Trade fairs are both very exciting and very stressful times! The stakes are high for our businesses and set the pace for the year. So it's vital that everything runs smoothly and according to plan: booking the stand, communicating the design elements and stand number in advance, contacts for equipment delivery, electrical sockets, WIFI, etc. These are the little practical details that, when put together, take the pressure off and allow us to concentrate on what matters: the meetings with our foreign partners. 

Location is of course another important point. We are there to promote our brands. Visibility and accessibility for publishers who are already running all over the place are essential factors in having effective meeting days. Bringing comic publishers together in one space is really interesting from this point of view. 

Finally, cost is also a consideration. We take part in a large number of events throughout the year, which can be very costly, especially for independent organisations like ours. 

3. What do you think are the big trends in comics and graphic novels?

I'm responsible for canvassing all the markets, which makes it difficult to carry out such an analysis, given the huge disparities between them. Cultural sensitivities are specific to each territory and mean that a title will be a great success here and a failure there. 

However, I can say that the publications that travel best with us are adaptations of great literary classics. We have created a collection dedicated to this, Jungle Pépites, in which we have produced some very fine works that respect the spirit of the original work, from Animal Farm to Les Misérables, including L'Appel de la Forêt and Le Magicien d'Oz (both to be published at the end of 2024). Adapting famous works is reassuring because they have already demonstrated their ability to reach audiences beyond their country of origin. 

Comics with a manga-like style are also prime targets for our partners, who see them as a way of capturing some of the manga readership. 

As for graphic novels, we have developed a dedicated line for teenagers, which is doing very well in France, and consists mainly of acquisitions. I've noticed that the few titles we've developed are also attracting interest, with very fashionable themes such as mental health and *solastalgia. (*A distressing feeling of loss that arises when someone witnesses the destruction of their own living space.)

4. There's a nice sentence on your website: "Editions Steinkis tries to offer a vision of the world based on bridges, rather than walls." Can a book fair also be such a bridge for you? And if so, how?

It goes without saying that book fairs are absolutely vital to our business. They give reality to interactions that are essentially digital for the rest of the year. But we're talking about creation, art, culture and commerce, and that means people, sensibilities and contact. And that's what art fairs are all about, bringing us together.

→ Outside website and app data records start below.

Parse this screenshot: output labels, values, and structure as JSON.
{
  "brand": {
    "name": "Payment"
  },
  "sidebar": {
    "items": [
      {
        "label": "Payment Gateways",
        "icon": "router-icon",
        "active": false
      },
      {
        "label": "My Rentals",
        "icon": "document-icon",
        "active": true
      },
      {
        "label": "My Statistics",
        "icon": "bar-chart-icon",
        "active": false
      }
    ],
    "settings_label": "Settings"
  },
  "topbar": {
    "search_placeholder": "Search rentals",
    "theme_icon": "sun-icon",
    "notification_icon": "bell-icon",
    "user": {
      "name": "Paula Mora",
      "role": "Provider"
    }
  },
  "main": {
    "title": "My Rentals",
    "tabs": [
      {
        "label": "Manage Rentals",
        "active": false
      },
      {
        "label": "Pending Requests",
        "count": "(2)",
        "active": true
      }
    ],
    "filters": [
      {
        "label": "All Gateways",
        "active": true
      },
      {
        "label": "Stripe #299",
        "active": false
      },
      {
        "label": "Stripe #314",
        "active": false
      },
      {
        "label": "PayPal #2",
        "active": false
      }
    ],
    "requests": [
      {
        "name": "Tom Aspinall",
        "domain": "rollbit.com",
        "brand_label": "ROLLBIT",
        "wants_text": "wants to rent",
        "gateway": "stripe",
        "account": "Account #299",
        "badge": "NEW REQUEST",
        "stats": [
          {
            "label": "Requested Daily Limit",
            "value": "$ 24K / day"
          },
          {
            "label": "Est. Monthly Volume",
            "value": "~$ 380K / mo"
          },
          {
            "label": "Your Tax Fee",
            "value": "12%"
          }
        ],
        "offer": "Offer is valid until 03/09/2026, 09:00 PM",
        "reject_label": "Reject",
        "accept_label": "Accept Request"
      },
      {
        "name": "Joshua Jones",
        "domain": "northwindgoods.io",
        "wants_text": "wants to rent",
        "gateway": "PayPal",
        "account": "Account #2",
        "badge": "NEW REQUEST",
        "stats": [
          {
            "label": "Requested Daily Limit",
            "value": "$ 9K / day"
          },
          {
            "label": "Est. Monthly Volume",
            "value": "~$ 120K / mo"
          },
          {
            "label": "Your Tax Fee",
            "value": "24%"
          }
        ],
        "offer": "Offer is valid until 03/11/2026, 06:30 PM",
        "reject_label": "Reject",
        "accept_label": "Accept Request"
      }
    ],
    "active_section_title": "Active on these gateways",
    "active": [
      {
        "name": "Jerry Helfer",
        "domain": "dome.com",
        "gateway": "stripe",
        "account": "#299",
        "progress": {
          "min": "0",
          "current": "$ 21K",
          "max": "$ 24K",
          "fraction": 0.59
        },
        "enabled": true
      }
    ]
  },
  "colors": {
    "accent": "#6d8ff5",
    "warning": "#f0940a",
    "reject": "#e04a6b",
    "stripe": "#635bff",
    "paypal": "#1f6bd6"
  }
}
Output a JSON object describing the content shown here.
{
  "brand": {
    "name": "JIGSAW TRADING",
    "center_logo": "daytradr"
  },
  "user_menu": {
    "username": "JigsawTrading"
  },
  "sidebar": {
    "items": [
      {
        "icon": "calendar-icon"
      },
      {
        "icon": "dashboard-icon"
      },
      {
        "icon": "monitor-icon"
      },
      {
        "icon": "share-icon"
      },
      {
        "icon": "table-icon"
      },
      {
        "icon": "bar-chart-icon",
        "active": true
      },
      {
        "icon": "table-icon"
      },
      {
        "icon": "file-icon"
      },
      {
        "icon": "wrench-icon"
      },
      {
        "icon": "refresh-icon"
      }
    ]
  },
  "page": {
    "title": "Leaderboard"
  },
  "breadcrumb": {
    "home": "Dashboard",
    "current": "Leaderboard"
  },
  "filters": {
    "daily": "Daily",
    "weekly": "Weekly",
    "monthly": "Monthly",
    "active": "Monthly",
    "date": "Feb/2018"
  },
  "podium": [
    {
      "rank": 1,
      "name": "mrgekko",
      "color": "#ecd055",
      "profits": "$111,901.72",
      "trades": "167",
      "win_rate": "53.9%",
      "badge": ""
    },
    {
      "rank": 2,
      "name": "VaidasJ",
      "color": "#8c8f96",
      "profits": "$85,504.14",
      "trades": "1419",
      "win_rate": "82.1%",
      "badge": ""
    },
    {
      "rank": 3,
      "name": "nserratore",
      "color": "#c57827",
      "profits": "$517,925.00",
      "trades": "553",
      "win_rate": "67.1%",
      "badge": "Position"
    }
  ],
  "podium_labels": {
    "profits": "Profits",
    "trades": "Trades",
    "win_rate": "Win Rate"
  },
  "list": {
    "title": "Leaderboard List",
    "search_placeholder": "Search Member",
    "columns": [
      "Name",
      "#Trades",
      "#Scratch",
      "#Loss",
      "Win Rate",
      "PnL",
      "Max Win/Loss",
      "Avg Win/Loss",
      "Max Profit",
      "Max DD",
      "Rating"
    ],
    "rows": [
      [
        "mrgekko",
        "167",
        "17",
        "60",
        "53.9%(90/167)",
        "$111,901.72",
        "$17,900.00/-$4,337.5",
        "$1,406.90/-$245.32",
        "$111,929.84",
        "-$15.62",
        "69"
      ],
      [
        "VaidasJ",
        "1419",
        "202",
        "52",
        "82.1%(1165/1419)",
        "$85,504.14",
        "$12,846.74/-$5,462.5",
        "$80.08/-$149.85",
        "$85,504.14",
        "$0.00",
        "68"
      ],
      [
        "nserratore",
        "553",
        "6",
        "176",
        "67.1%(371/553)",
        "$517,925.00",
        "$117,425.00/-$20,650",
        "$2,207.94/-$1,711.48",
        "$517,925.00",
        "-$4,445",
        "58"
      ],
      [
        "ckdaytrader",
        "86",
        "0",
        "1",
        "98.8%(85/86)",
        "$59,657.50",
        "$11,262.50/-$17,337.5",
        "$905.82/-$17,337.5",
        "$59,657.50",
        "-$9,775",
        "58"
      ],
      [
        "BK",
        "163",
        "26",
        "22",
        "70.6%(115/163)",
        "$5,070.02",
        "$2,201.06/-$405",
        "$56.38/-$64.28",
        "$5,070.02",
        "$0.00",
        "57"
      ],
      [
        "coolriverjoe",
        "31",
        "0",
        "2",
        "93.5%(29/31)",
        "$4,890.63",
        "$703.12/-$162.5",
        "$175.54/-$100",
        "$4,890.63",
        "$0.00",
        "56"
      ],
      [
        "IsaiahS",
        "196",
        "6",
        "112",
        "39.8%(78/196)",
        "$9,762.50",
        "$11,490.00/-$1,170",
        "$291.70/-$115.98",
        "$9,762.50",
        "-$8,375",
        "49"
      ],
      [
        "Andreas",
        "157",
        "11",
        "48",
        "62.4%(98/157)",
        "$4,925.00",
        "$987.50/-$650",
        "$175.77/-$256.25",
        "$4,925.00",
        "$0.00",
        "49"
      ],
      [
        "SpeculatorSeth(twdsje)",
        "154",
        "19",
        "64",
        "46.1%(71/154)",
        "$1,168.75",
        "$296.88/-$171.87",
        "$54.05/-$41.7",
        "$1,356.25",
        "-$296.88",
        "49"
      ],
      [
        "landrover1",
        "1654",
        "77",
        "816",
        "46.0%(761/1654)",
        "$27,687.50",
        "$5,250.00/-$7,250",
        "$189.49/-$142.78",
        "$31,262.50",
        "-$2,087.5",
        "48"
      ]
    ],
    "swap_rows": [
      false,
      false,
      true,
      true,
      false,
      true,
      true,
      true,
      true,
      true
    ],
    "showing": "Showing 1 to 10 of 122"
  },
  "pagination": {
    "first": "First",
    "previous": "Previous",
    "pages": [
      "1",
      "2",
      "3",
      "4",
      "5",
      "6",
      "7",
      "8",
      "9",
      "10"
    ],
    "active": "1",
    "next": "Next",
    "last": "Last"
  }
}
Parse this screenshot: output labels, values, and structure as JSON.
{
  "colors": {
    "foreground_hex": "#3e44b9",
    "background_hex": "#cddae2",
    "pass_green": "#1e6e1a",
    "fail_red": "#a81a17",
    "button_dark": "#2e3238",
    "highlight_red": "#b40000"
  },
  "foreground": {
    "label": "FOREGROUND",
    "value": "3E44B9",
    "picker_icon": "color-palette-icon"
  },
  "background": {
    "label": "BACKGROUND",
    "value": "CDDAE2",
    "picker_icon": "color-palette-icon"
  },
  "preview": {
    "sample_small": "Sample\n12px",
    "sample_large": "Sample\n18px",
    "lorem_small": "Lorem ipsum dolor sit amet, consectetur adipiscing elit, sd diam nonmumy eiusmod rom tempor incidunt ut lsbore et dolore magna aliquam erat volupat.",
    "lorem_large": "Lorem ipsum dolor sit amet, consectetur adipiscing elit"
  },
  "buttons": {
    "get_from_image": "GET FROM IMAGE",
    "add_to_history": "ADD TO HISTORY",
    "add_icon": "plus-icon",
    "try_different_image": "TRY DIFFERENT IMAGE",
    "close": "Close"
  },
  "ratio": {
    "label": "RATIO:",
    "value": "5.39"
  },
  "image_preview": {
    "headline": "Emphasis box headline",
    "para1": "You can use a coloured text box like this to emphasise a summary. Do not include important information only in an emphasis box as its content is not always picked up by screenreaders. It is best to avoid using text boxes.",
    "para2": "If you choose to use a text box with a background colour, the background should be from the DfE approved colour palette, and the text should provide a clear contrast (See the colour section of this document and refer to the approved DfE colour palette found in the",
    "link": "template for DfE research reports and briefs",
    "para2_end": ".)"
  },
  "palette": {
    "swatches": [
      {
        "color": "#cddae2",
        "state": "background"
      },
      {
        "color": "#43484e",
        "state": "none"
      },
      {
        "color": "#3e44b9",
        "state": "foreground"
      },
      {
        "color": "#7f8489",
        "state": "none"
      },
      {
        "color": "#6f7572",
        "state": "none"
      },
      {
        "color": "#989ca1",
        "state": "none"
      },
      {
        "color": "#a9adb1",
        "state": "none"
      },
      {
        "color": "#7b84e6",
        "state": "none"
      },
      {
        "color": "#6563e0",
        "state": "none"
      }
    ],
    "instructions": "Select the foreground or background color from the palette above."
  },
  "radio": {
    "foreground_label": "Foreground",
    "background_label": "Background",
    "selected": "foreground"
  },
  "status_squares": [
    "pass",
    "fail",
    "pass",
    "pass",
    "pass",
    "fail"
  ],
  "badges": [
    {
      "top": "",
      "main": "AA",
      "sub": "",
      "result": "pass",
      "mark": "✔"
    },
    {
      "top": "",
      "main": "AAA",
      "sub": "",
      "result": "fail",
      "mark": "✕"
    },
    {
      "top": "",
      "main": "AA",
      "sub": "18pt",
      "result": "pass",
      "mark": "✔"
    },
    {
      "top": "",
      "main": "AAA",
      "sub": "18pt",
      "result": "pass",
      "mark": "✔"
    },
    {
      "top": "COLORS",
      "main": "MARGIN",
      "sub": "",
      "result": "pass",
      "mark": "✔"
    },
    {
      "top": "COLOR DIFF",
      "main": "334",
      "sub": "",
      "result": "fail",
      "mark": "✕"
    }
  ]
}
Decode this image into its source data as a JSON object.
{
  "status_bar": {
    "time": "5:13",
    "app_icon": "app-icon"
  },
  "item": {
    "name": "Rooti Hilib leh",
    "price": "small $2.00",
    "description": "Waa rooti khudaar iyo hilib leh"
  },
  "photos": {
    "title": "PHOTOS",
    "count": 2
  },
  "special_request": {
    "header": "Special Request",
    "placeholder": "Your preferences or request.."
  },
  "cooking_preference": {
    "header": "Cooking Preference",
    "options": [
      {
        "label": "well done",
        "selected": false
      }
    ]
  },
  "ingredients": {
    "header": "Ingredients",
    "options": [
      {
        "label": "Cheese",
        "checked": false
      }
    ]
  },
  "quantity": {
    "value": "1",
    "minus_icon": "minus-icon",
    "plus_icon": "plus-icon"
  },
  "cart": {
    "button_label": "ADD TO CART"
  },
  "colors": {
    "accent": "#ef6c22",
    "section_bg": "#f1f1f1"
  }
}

The initiatives of the Frankfurt fair, like the Bologna fair (which we also attend), to create international spaces for comics are commendable from this point of view. When I go there, I have my direct contacts around me. Meeting with them is always relevant.

5. What are you most looking forward to when you are in Frankfurt in October? 

Apart from the curry wurst, of course, Frankfurt is always a fair where you meet up with everyone: lots of publishers you haven't seen for months or even years, old colleagues. It's a time of intense work, but it's also a time of joyous conviviality. It's this strange mix that makes it such an exciting, unmissable (and exhausting, it has to be said) event.

Thank you very much for the interview!

You can register for the Comics Business Centre joint exhibition here.

The interview was conducted by Frank Krings, PR Manager at Frankfurter Buchmesse.